The remarkable side benefits of yoga came in the weeks that followed. Like with any exercise, doing yoga doesn’t leave you much room for thinking. Your focus is on the voice of your instructor as they tell you when to breathe and what pose to move into with your flow. It’s a chance to dump the mind in exchange for new information. My ADHD and anxiety are unable to get in the way while I’m going through poses, leaving my mind with a newfound quiet for just long enough that I can get some peace. Each session is punctuated with meditation for the heart and breath to slow back down and for the mind to be at ease, my daily ritual coming to a comfortable close before I carry on with my day.
Meditation is met with mixed results depending on what your brain does. Folks with anxiety and/or depression may say that they can’t handle being alone with their thoughts for that long. Folks with ADHD may say that they can’t sit still for long enough.

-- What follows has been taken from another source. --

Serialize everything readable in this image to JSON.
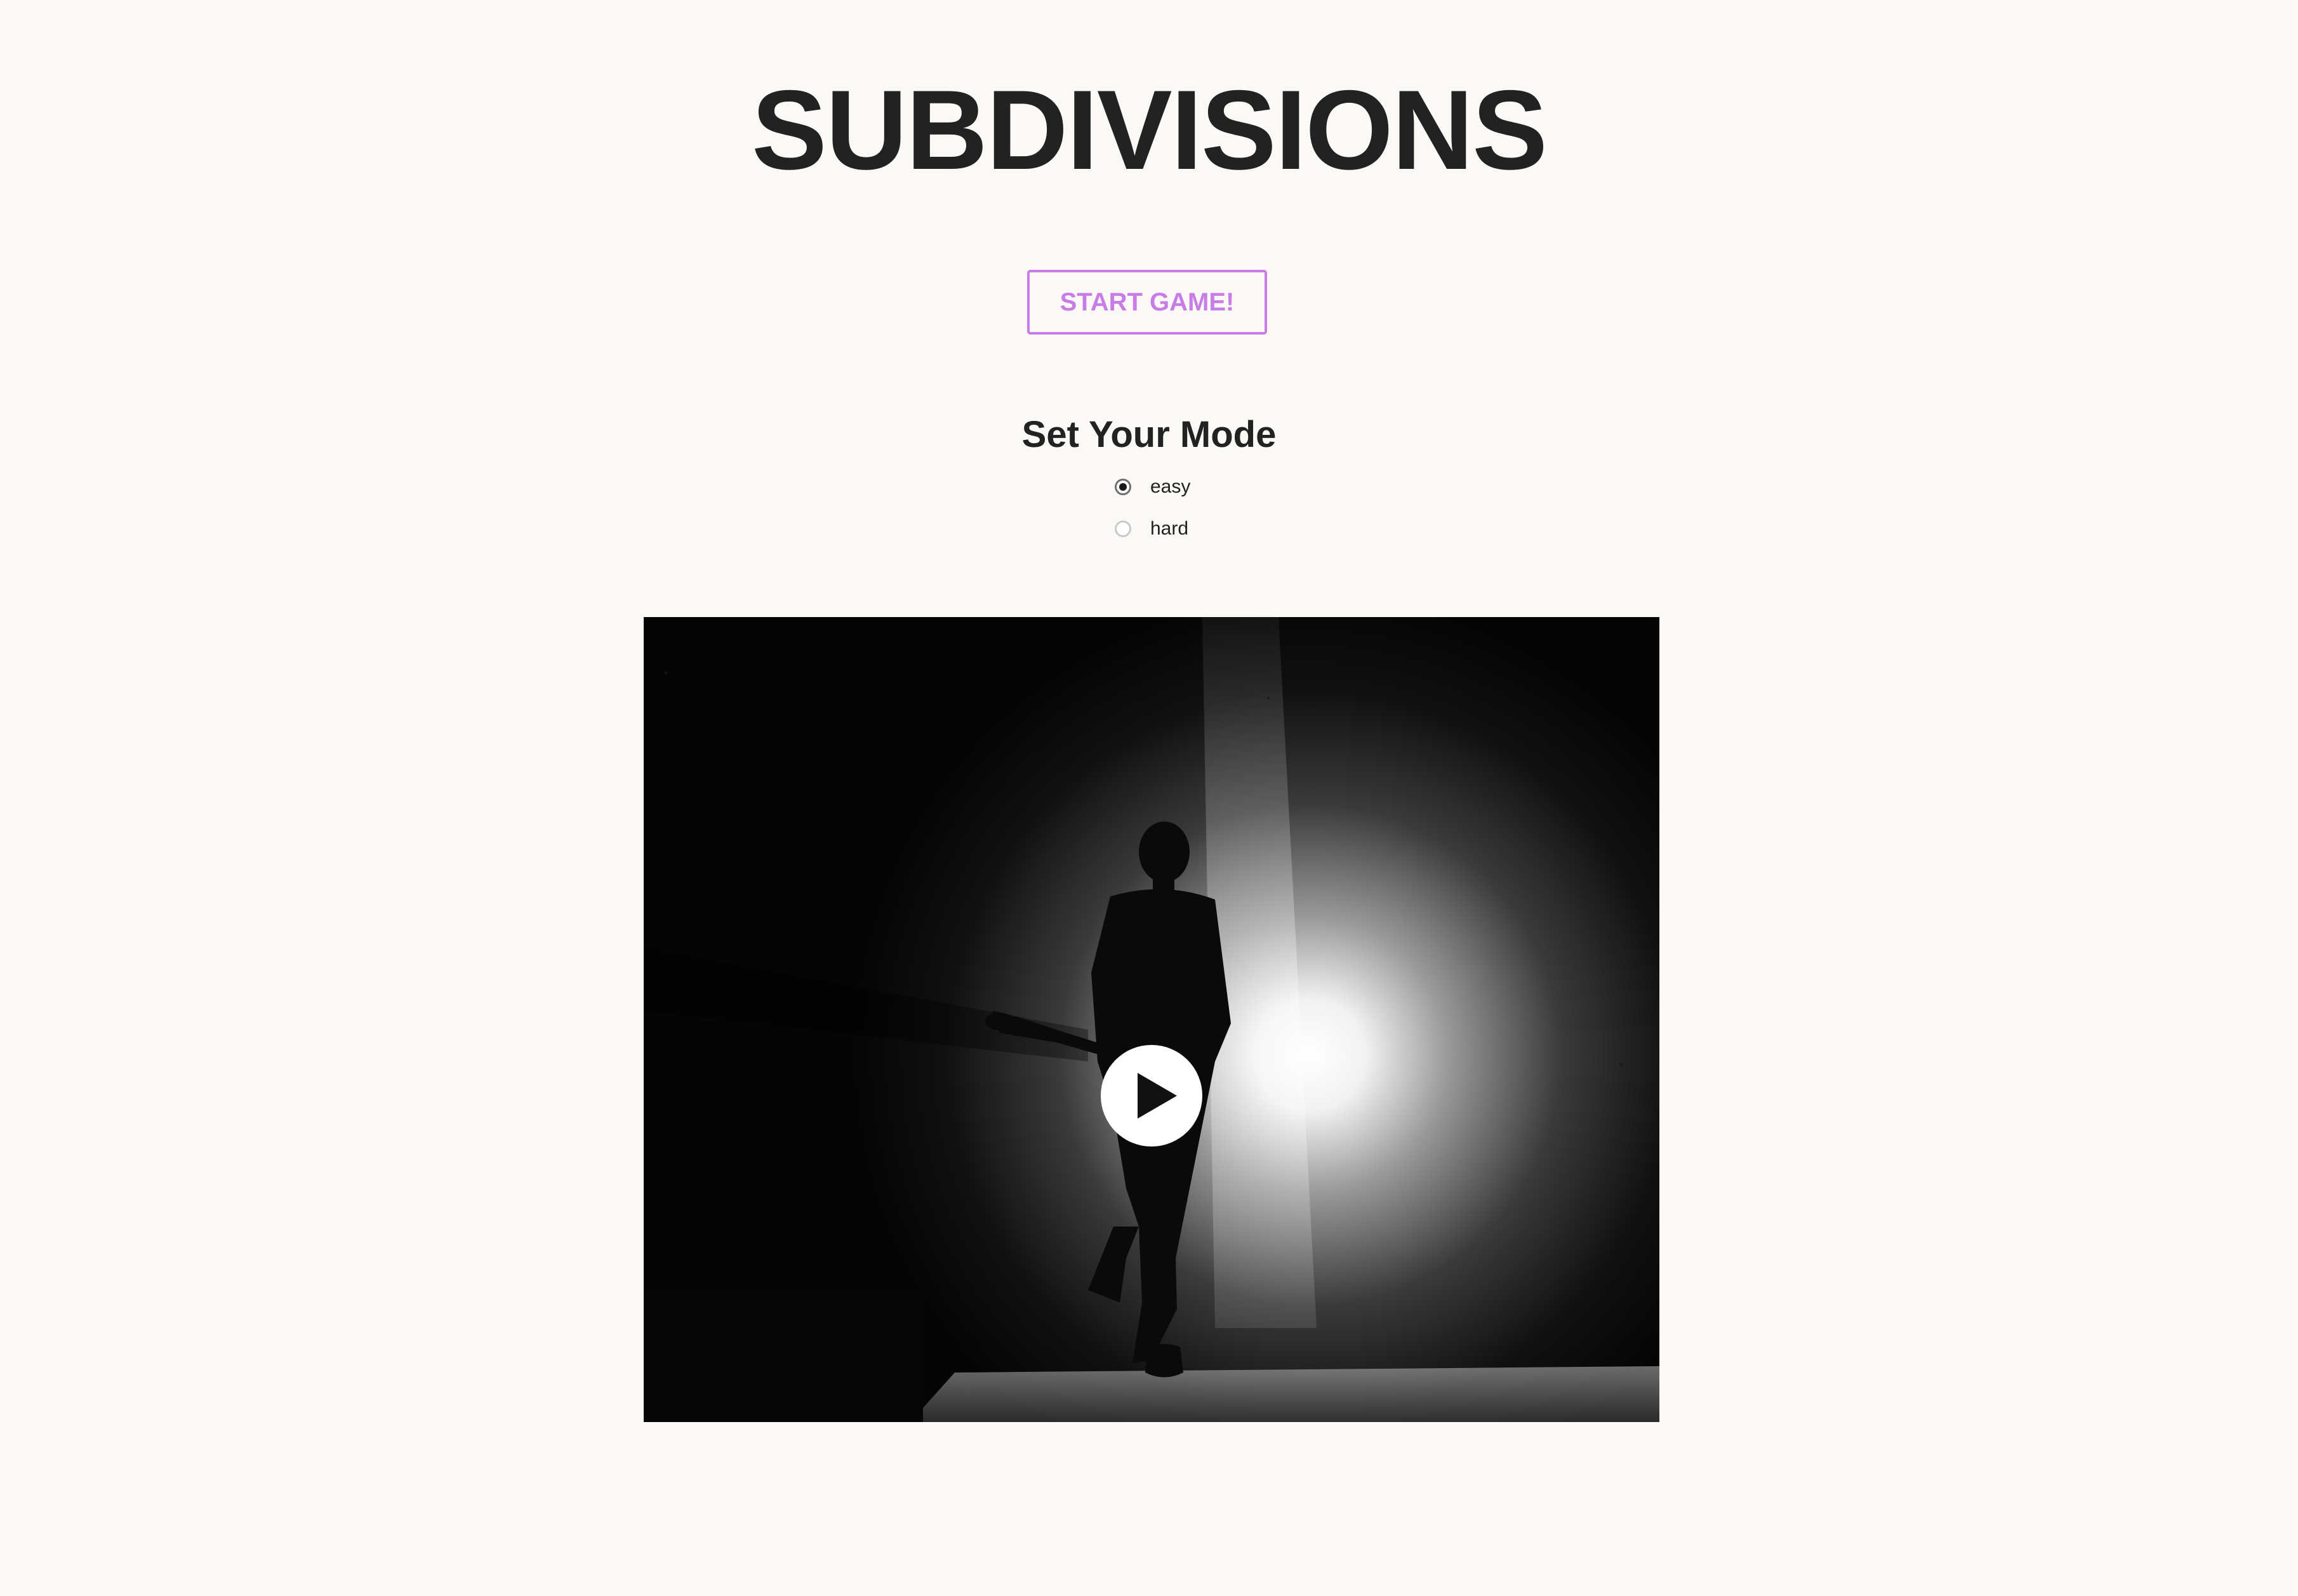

For me, meditation puts a great big and beautiful metaphysical bow on the exercise. It’s a way for me to find relief from my near constant overthinking about everything. My ritual begins immediately after crawling out of bed. I set up my mat on the deck and practice for between 15 and 30 minutes, depending on the videos I follow. At the end of each practice, for a few minutes, I sit, close my eyes, and become aware of my body and mind. If I feel myself get twitchy, I keep my hands on my knees anyways, eyes closed and body still. If I start to notice my thoughts trying to turn to something irrelevant or unproductive, like a conversation from a week ago, then I force myself to hear the wind blowing through the trees around the house.
It’s helped me immeasurably, I feel, and I’ve been able to take it with me throughout the rest of my day whenever I need a moment to quiet my mind. Inhale, notice what’s wrong but don’t let it take over. Exhale, focus on the breath. Count if you have to. Just let yourself exist in this moment. And remember to breathe.